Originally, Oprah Winfrey wrote a six-minute speech to accept her Cecil B. DeMille award at the Golden Globes on Sunday, and because she didn’t give in when she was asked to cut down her speech, it stayed at that length.

This speech was one of the most talked about moments from the show and continues to be admired and discussed on social media days later. On CBS This Morning on Tuesday, co-anchor and Winfrey’s longtime friend Gayle King mentioned that Winfrey had been asked to cut her speech in half, but she refused, saying that under any other circumstances she would but not for that night and that award.

Her six-minute speech ended up lasting nine minutes with applause and it was nine minutes that meant a lot to a lot of people, including actress Lena Waithe, who was a guest on the morning show on Tuesday.

“I was really, really blown away and a big reason is because I know what she spoke about when she was talking about Sidney Poitier,” Waithe said of Winfrey’s speech. “I thought the same thing when I saw Halle Berry.
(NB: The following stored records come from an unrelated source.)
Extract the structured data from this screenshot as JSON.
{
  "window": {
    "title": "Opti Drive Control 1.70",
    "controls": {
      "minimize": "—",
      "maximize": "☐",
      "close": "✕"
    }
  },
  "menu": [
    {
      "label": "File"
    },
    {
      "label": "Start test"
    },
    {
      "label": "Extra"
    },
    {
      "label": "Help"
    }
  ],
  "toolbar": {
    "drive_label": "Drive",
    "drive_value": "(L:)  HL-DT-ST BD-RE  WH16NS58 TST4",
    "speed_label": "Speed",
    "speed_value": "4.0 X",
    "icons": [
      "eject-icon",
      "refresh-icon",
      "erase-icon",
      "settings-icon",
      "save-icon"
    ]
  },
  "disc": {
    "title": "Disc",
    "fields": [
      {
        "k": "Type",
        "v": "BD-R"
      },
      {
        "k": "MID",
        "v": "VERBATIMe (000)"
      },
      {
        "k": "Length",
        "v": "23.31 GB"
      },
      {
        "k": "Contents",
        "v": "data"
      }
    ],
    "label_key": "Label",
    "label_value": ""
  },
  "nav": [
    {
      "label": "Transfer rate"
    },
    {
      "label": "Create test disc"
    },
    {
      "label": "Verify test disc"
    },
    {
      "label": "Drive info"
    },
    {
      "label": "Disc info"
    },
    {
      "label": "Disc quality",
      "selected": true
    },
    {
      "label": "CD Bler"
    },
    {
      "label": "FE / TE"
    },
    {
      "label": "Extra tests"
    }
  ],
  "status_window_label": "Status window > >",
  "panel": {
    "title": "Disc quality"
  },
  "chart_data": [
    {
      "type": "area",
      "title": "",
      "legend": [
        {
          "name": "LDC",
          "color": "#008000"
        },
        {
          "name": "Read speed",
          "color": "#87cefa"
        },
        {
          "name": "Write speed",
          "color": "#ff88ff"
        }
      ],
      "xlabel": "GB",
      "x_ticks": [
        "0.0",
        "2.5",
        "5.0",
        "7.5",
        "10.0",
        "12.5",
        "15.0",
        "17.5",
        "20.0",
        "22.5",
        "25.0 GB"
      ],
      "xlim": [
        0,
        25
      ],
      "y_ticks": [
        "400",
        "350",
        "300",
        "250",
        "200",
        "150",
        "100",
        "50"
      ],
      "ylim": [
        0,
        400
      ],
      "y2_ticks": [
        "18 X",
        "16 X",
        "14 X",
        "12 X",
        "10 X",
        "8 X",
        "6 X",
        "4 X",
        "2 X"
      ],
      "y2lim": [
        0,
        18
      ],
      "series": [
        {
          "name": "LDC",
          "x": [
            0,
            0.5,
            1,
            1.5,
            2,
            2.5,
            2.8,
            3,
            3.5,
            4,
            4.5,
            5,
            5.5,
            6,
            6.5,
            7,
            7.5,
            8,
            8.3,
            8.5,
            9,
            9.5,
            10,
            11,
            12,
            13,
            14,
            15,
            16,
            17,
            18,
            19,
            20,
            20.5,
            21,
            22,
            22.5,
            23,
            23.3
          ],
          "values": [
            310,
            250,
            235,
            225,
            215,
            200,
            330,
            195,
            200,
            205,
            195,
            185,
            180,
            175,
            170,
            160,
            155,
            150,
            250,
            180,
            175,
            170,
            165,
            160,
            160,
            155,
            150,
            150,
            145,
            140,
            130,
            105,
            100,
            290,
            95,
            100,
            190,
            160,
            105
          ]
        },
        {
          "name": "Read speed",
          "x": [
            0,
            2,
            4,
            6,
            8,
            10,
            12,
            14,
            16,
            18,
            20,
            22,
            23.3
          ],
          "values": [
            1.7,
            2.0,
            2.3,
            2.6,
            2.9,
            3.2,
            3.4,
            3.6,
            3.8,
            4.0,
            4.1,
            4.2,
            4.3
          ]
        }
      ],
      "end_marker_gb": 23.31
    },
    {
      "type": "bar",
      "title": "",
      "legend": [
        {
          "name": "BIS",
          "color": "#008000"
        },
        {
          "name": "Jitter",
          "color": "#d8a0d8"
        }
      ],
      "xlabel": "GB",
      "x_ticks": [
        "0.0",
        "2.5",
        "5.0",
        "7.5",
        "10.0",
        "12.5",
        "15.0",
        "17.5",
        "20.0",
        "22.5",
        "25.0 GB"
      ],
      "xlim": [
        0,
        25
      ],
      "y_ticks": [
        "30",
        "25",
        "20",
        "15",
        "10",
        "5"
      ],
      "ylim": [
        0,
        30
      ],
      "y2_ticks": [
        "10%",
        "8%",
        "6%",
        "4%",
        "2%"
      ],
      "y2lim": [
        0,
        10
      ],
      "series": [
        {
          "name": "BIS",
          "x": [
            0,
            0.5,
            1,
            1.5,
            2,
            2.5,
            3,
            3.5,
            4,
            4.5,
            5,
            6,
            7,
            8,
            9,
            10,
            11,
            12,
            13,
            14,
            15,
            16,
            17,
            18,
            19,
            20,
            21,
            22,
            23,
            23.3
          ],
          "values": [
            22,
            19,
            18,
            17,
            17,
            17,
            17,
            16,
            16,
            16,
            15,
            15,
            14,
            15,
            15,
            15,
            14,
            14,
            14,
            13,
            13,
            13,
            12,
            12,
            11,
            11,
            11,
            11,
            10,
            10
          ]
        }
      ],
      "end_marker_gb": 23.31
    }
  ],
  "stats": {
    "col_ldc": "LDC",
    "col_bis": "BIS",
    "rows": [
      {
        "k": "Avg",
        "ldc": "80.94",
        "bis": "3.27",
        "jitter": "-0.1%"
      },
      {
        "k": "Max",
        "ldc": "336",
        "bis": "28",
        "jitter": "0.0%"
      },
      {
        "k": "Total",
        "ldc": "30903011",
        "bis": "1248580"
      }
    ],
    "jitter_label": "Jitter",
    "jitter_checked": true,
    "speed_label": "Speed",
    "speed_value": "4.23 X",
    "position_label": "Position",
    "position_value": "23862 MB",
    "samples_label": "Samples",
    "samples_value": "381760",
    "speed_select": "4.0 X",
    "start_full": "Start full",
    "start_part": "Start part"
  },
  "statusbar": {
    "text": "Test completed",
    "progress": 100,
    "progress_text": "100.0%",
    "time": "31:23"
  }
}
I was in high school and I remember seeing that speech.”

oprah golden globes speech
Oprah Winfrey refused to cut down her Cecil B. DeMille Award acceptance speech during the 75th Annual Golden Globe Awards at The Beverly Hilton Hotel on Jan. 7, 2018 in Beverly Hills, California. Paul Drinkwater/NBCUniversal via Getty Images

Winfrey touched on many different topics during her speech, but one of the things that really amazed her was the overall fact that she was up there, accepting this award after watching Poitier do the same over 30 years ago.

“In 1982, Sidney [Poitier] received the Cecil B. DeMille award right here at the Golden Globes and it is not lost on me that at this moment, there are some little girls watching as I become the first black woman to be given this same award,” she said during the Golden Globes. “It is an honor -- it is an honor and it is a privilege to share the evening with all of them and also with the incredible men and women who have inspired me, who challenged me, who sustained me and made my journey to this stage possible.”

Though she spoke some of the past, she ended her speech by looking ahead to the future, which she strongly believes will be bright because of all the voices speaking up.

“So I want all the girls watching here, now, to know that a new day is on the horizon,” she said. “And when that new day finally dawns, it will be because of a lot of magnificent women, many of whom are right here in this room tonight, and some pretty phenomenal men, fighting hard to make sure that they become the leaders who take us to the time when nobody ever has to say ‘Me too’ again.”